- **Work order**: From the entries below, copy every line that holds the word "data".

___

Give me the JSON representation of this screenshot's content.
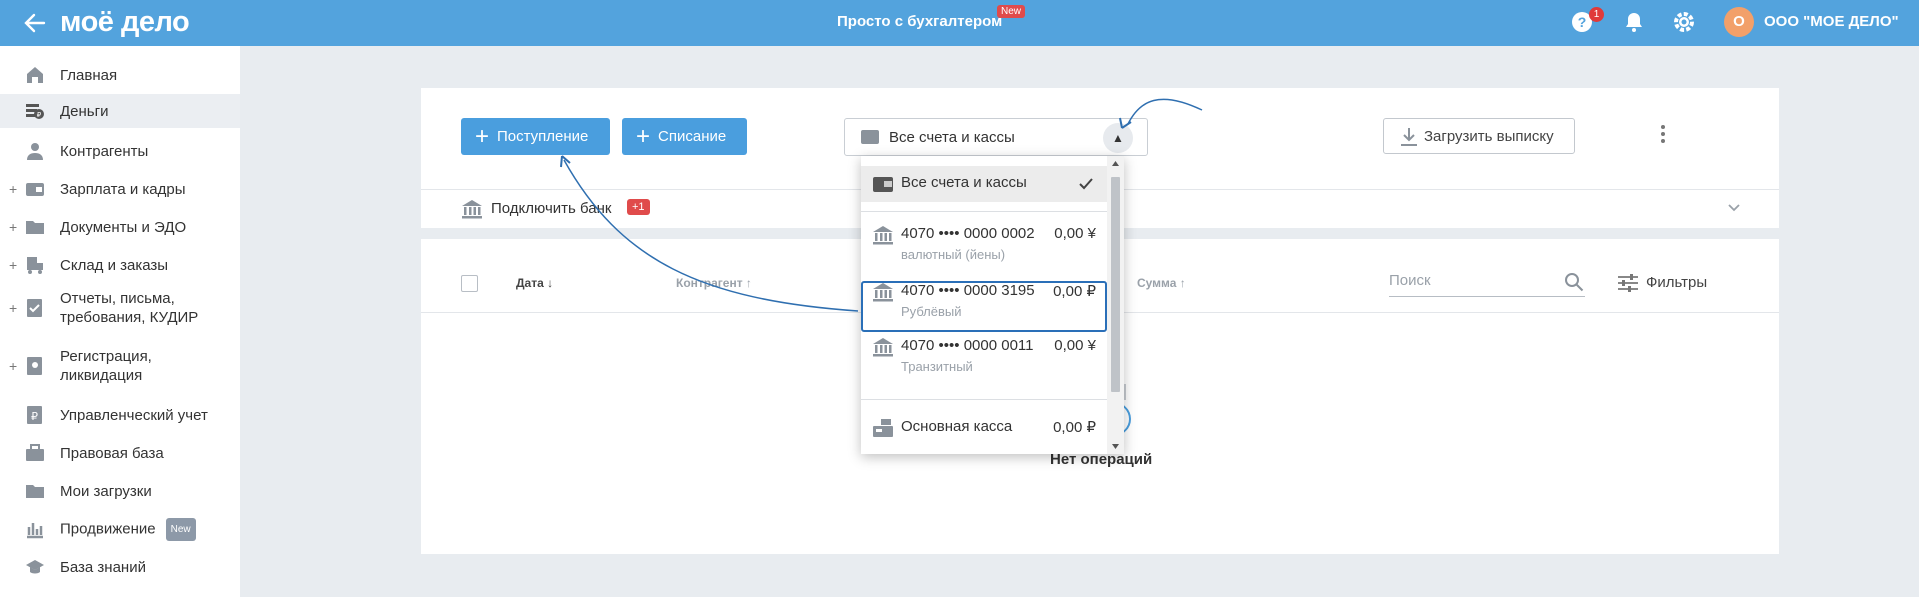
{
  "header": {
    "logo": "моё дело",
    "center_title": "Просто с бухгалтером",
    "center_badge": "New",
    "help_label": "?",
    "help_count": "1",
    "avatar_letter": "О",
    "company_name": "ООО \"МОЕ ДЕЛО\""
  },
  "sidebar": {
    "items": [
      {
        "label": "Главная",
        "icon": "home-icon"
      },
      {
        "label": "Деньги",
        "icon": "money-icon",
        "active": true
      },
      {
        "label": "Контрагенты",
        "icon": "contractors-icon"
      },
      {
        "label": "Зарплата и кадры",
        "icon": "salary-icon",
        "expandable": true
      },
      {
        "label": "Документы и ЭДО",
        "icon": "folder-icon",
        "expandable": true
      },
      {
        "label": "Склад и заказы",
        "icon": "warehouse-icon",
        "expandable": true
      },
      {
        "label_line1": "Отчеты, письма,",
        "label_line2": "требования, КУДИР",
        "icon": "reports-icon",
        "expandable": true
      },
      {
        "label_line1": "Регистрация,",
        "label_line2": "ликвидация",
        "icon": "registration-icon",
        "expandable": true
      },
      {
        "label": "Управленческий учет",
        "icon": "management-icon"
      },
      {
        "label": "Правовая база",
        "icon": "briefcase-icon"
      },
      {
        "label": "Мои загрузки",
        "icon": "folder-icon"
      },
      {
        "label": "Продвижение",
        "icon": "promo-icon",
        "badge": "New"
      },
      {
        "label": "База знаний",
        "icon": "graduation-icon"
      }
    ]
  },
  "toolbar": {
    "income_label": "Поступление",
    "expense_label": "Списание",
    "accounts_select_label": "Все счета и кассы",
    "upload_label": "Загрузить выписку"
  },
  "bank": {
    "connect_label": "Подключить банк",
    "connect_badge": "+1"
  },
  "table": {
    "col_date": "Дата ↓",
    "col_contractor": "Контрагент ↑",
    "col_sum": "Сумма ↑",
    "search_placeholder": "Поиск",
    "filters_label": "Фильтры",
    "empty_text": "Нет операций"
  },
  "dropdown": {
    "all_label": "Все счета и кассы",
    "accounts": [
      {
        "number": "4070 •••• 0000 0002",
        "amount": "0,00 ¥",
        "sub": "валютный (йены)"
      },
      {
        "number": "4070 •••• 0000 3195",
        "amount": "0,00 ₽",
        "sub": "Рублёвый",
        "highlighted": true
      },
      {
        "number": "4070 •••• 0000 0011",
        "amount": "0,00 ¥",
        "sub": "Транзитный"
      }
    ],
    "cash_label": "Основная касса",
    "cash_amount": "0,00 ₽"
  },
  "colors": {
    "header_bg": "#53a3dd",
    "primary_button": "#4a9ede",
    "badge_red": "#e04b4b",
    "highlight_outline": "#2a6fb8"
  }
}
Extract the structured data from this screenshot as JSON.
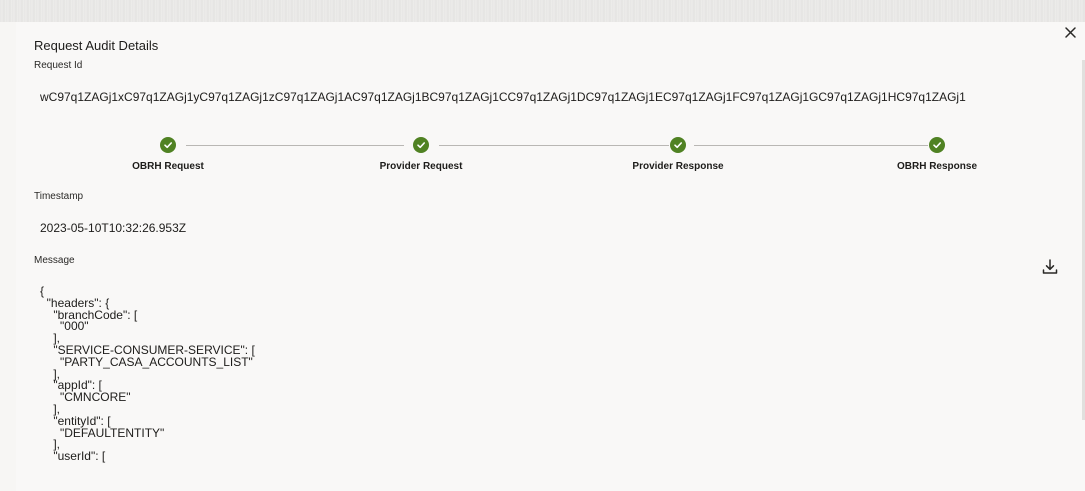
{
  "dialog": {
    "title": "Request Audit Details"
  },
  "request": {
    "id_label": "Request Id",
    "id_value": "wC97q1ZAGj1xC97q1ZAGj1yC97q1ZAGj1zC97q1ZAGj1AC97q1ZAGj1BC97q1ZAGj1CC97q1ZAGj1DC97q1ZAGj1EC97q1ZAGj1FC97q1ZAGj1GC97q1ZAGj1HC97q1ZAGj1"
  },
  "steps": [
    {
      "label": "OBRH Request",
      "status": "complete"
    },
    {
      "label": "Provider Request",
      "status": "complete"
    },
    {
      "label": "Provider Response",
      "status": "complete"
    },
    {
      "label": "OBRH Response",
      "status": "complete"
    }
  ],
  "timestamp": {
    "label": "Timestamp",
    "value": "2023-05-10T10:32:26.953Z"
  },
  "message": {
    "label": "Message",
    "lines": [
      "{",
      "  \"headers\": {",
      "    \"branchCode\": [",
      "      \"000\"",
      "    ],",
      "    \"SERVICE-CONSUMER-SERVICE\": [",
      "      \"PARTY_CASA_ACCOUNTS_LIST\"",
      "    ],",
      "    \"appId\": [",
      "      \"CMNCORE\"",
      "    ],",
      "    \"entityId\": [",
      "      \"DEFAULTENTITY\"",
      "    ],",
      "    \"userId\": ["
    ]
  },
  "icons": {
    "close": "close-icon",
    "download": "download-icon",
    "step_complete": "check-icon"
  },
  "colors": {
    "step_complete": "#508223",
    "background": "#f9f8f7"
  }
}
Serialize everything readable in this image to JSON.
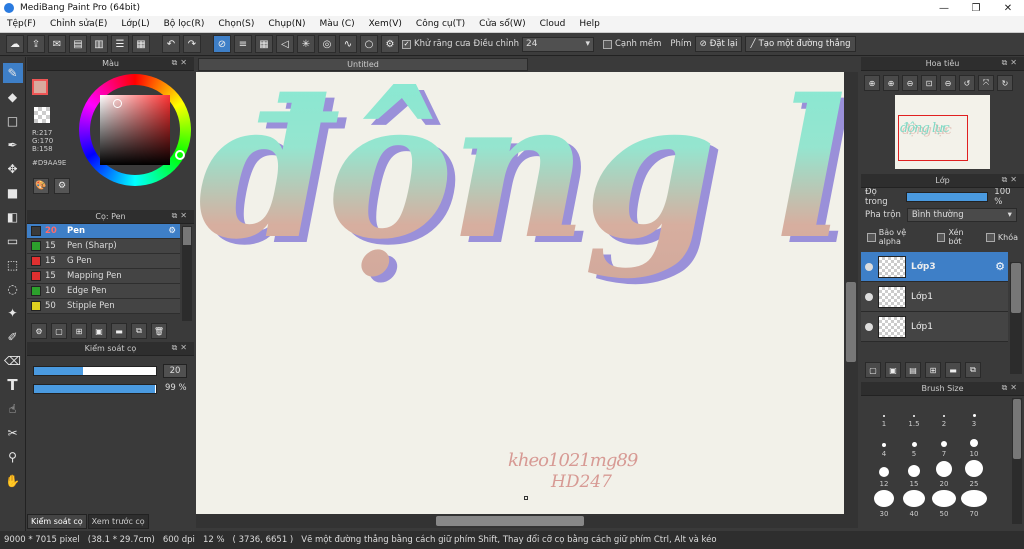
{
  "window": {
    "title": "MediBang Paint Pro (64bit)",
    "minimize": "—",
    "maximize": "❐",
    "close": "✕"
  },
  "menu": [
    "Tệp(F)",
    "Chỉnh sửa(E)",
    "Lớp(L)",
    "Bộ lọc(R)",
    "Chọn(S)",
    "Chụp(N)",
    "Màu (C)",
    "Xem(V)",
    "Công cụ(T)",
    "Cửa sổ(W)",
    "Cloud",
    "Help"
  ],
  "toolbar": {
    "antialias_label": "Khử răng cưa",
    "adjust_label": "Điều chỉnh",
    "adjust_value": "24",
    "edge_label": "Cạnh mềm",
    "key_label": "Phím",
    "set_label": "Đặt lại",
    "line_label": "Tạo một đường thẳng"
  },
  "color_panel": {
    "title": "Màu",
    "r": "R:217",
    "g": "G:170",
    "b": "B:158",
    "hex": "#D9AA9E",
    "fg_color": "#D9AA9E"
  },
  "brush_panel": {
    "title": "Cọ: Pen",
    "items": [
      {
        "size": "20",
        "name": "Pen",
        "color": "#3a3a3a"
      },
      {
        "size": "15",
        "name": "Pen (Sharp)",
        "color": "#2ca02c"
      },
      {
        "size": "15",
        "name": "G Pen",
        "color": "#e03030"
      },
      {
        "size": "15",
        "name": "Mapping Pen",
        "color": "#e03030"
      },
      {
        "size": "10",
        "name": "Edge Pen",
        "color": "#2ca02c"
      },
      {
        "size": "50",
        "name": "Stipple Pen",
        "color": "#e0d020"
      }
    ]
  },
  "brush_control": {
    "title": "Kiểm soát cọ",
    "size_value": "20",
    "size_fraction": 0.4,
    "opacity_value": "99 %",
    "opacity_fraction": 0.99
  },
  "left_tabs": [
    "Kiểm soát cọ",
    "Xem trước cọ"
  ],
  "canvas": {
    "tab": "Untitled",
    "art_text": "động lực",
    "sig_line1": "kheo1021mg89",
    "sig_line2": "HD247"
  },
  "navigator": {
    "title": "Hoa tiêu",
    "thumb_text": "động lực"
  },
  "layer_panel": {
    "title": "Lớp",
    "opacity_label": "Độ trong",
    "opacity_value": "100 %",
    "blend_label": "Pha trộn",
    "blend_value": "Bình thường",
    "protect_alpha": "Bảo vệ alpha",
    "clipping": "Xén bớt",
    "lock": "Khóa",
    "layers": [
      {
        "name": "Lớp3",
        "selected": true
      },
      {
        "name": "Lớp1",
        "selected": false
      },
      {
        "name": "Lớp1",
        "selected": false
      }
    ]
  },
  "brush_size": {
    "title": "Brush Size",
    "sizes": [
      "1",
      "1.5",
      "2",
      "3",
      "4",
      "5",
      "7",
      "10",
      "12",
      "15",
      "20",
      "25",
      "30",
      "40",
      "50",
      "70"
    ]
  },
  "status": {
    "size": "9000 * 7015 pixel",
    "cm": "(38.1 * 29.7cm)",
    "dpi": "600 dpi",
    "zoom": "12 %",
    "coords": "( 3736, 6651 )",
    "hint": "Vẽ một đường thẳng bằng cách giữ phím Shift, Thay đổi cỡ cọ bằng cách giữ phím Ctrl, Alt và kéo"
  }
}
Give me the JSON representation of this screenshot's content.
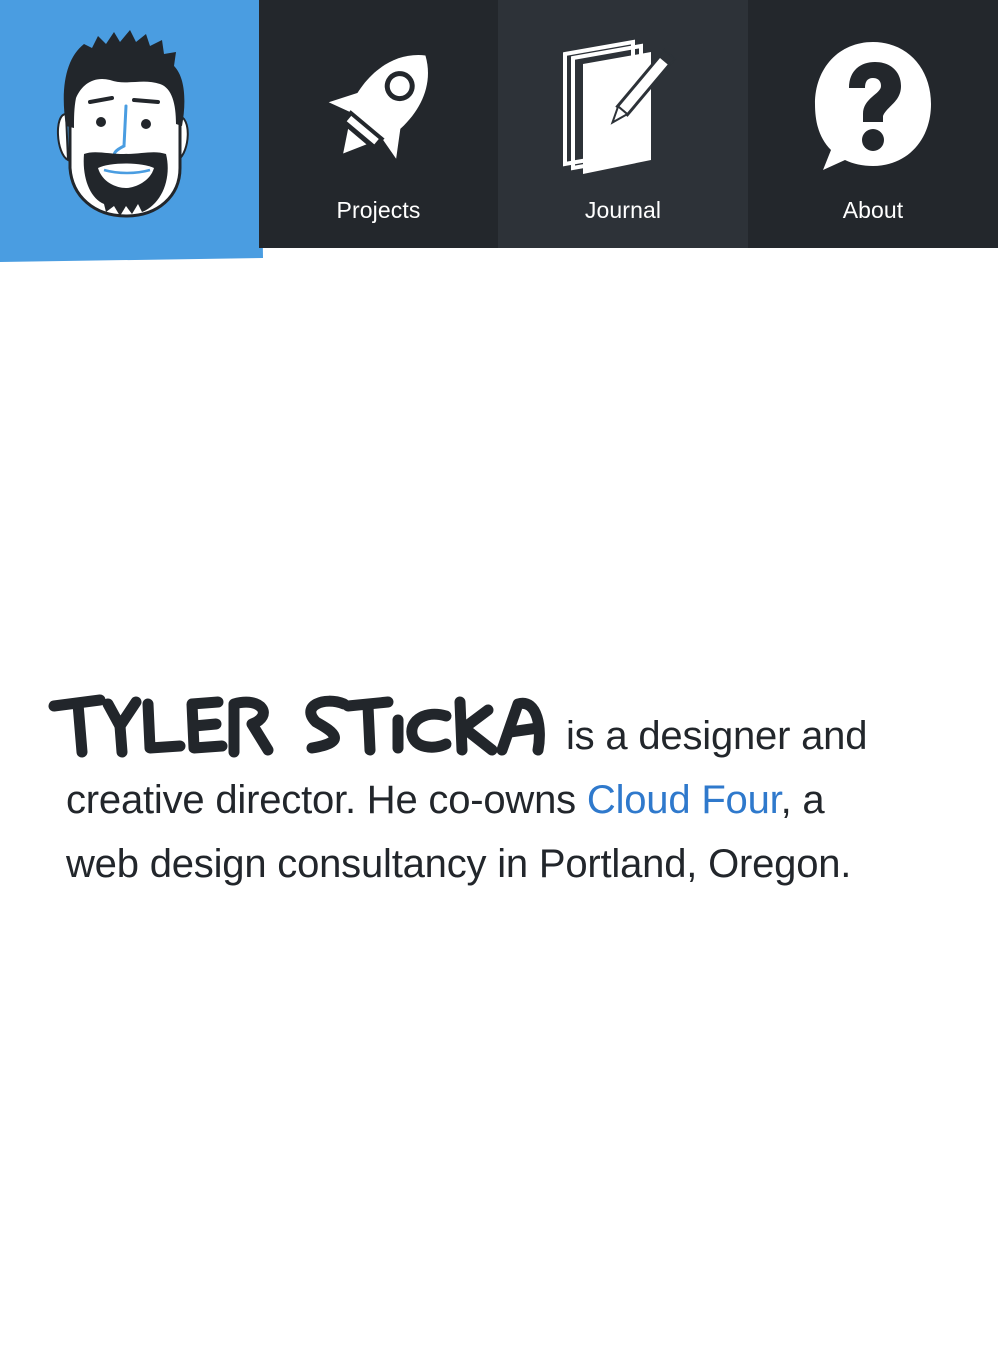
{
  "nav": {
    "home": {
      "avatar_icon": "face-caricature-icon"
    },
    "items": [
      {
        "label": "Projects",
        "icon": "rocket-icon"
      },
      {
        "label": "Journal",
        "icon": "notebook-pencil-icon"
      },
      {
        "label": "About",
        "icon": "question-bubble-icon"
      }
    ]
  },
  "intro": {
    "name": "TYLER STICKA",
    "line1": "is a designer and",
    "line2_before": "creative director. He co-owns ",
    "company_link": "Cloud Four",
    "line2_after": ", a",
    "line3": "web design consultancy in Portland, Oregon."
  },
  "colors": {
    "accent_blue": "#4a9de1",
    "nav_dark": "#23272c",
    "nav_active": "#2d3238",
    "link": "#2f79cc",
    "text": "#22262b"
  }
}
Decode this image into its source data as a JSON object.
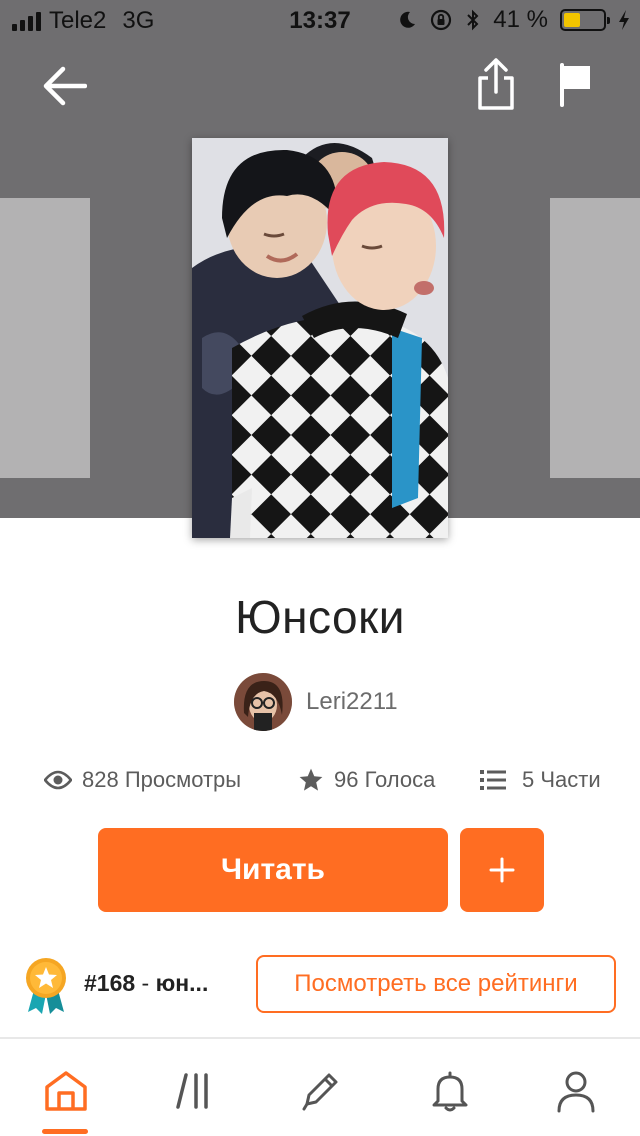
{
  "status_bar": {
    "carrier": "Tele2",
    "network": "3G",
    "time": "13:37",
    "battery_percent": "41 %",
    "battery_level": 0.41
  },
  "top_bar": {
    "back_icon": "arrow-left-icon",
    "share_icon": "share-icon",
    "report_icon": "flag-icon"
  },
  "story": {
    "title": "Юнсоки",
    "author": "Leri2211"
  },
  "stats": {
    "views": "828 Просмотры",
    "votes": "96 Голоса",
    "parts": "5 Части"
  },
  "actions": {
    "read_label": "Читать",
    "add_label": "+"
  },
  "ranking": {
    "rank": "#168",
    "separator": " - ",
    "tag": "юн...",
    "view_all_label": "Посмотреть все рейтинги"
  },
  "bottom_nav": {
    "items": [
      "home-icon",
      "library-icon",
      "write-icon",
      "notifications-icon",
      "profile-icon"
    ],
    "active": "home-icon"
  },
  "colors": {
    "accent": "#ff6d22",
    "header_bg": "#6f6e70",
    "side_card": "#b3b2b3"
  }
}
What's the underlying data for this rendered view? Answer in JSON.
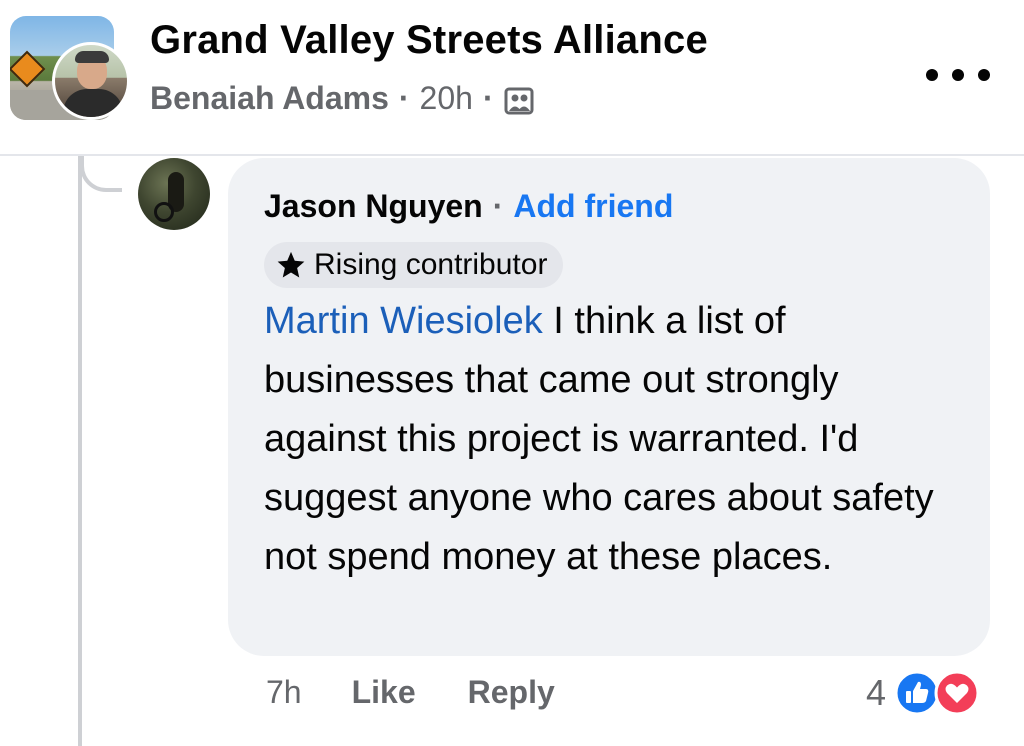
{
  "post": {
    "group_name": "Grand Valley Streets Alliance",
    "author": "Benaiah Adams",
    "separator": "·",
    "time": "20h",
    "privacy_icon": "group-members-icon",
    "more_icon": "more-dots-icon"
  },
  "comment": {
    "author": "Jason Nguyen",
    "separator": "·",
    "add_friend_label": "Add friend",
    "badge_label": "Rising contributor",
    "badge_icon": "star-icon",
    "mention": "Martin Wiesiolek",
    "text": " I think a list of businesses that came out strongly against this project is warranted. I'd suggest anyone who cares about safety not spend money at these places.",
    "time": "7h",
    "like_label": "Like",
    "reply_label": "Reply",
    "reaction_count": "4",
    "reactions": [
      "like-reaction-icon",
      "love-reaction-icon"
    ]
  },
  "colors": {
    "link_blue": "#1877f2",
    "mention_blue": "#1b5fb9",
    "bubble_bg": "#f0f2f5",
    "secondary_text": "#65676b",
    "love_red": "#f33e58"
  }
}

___

- **Answer to this problem**:
Extract the structured data from this screenshot as JSON.
Decode this image into its source data as a JSON object.
What's the underlying data for this rendered view? Answer in JSON.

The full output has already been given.